Shake The Sheets
So: results of the provincial elections won’t be in for I guess about a week. Today’s reports are filled with quotes from hopeful Iraqis. Unlike the two previous rounds of voting, there appears to be greater reasons for optimism in the sense that entrenched sectarian imbalances may tip, or even be upended entirely. I’d recommend reading Musings On Iraq for information on the provincials and their underlying dynamics, as I’ve been relying on it to get me up to speed.

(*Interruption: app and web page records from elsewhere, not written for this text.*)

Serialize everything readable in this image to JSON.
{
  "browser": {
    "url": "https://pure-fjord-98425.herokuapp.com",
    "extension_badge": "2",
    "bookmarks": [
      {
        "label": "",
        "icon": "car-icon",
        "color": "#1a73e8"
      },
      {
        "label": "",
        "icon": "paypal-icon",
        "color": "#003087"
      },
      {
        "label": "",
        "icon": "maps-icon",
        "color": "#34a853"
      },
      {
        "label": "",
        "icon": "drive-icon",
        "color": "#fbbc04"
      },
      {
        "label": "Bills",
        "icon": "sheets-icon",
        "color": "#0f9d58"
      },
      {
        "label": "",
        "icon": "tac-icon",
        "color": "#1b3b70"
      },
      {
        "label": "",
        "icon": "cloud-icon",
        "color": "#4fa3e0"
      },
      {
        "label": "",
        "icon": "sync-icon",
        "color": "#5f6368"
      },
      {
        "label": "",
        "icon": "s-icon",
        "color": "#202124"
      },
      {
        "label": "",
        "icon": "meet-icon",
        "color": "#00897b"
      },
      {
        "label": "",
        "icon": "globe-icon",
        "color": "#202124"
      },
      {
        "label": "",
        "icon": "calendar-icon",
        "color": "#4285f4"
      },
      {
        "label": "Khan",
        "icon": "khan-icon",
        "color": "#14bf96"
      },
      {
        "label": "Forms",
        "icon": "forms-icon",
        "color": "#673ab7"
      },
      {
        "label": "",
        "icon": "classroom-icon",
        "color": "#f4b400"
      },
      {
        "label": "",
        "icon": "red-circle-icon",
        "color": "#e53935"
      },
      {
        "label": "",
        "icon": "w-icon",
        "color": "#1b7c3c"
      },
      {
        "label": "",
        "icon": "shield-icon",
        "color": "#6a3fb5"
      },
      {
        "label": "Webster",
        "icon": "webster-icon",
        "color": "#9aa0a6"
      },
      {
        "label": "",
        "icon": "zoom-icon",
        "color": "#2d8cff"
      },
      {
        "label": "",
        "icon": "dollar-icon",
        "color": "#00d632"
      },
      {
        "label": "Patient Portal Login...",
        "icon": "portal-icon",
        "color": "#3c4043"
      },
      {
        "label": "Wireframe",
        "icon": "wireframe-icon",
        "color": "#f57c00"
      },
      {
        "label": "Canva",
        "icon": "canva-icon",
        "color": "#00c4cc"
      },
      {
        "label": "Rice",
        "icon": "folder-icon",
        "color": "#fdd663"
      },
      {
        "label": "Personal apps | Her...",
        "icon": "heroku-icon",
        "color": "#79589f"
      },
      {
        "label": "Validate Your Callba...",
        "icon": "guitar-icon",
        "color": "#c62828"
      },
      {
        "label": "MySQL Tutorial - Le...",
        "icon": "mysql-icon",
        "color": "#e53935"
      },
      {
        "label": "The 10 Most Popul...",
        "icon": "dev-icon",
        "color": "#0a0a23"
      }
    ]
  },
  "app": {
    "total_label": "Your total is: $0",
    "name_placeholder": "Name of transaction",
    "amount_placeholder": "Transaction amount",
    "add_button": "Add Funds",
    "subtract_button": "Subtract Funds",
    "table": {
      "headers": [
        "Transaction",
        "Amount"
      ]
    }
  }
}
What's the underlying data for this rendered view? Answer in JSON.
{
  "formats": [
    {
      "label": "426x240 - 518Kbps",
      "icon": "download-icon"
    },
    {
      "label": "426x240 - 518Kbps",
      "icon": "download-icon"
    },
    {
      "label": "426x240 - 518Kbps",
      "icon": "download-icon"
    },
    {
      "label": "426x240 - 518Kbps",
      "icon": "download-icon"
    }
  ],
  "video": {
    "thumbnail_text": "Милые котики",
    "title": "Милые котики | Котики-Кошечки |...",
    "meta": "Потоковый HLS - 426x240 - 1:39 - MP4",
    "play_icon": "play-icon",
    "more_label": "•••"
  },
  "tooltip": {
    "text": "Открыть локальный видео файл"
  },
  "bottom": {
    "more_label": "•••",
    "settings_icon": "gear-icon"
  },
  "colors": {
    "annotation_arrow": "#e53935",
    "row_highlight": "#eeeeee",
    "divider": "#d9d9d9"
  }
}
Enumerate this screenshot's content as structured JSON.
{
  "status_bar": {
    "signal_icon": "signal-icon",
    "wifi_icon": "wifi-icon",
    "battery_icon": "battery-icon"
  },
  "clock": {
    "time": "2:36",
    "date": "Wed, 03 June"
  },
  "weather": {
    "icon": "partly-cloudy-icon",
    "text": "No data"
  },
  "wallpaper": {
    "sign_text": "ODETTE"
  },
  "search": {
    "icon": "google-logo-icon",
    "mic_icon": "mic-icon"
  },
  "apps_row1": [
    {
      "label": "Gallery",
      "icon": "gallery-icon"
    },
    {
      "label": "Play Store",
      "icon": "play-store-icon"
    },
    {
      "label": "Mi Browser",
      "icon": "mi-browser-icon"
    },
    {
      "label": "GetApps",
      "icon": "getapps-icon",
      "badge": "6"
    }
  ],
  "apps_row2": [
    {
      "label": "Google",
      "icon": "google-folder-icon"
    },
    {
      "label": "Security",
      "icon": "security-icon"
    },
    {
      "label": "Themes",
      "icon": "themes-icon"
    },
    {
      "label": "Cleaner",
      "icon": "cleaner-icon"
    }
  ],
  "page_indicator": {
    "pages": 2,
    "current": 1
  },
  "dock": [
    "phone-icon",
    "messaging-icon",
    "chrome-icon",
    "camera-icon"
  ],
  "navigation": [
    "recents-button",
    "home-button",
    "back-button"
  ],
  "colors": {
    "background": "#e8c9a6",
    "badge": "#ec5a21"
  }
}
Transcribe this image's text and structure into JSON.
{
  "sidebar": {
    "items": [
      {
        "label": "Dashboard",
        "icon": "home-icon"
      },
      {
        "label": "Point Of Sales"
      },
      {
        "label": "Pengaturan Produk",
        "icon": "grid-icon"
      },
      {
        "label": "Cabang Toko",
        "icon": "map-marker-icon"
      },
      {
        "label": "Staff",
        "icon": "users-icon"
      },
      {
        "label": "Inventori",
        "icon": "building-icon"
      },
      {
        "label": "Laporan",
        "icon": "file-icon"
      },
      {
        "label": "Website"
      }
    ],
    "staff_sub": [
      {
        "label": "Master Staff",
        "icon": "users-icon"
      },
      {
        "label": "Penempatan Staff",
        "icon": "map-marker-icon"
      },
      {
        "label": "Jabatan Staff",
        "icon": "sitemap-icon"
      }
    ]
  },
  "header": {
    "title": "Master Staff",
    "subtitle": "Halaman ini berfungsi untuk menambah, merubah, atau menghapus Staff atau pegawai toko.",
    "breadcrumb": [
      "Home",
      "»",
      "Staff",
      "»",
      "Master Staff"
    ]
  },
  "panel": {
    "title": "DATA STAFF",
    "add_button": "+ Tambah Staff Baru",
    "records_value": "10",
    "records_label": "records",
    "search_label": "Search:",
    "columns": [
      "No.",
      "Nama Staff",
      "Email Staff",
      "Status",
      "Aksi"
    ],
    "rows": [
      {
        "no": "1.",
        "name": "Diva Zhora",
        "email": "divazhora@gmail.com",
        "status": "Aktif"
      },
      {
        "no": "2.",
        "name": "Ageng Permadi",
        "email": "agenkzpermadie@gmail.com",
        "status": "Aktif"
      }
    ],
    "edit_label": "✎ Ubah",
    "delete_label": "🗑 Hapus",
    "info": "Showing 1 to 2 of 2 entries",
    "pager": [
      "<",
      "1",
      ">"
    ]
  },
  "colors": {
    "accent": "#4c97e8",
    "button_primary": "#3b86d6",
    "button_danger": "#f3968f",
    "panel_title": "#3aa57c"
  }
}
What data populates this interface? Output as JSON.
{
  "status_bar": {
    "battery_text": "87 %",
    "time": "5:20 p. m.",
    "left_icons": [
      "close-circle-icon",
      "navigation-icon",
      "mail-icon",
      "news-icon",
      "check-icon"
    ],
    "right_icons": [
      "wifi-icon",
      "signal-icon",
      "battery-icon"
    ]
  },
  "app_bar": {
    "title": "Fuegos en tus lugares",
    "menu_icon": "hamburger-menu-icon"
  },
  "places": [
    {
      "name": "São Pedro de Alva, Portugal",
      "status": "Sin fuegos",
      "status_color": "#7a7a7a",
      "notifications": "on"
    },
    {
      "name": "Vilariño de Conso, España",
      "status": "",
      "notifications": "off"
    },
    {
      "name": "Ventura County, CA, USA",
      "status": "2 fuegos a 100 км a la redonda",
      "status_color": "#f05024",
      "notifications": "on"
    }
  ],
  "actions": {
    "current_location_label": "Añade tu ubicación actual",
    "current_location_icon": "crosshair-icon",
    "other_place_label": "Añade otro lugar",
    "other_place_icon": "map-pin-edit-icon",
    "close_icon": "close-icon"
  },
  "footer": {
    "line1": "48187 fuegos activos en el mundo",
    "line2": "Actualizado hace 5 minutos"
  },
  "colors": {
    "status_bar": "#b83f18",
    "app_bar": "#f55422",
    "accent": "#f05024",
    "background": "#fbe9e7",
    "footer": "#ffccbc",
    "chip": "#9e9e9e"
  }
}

Beyond the elections themselves loom the question of how the provincial institutions will adapt to new electoral realities. I have no evidence for the following proposition and it’s pure supposition, but here goes: electoral pivot points in weak states can create new and competiting institutions rather than the transition of control over existing institutions. Could that happen here? Some Iraqis in Diyala, interviewed by Tony Shadid, feared it could:
After voting Saturday, his finger stained with purple ink, he said those forces were still holding more than 1,000 of his men, detained in an offensive by Maliki’s government last year that he said unfairly targeted his forces and Sunni regions. Even with a victory, Abu Talib said he doubted Badr would surrender control of the security forces.
"Definitely not," he said. "The obstacle that faces Iraq now is Badr."
Perhaps that quote is merely evidence that distrust doesn’t fade as soon as a ballot is cast. But it’s something to watch for. Iraq now has a model for creating militias to supplement the on-the-books security forces: the Sons of Iraq (or, as they’re called in Diyala, the Popular Committees). Why not expand the model if you feel you’re unfairly denied power — whether by the rightfully elected parties or the formerly dominant ones?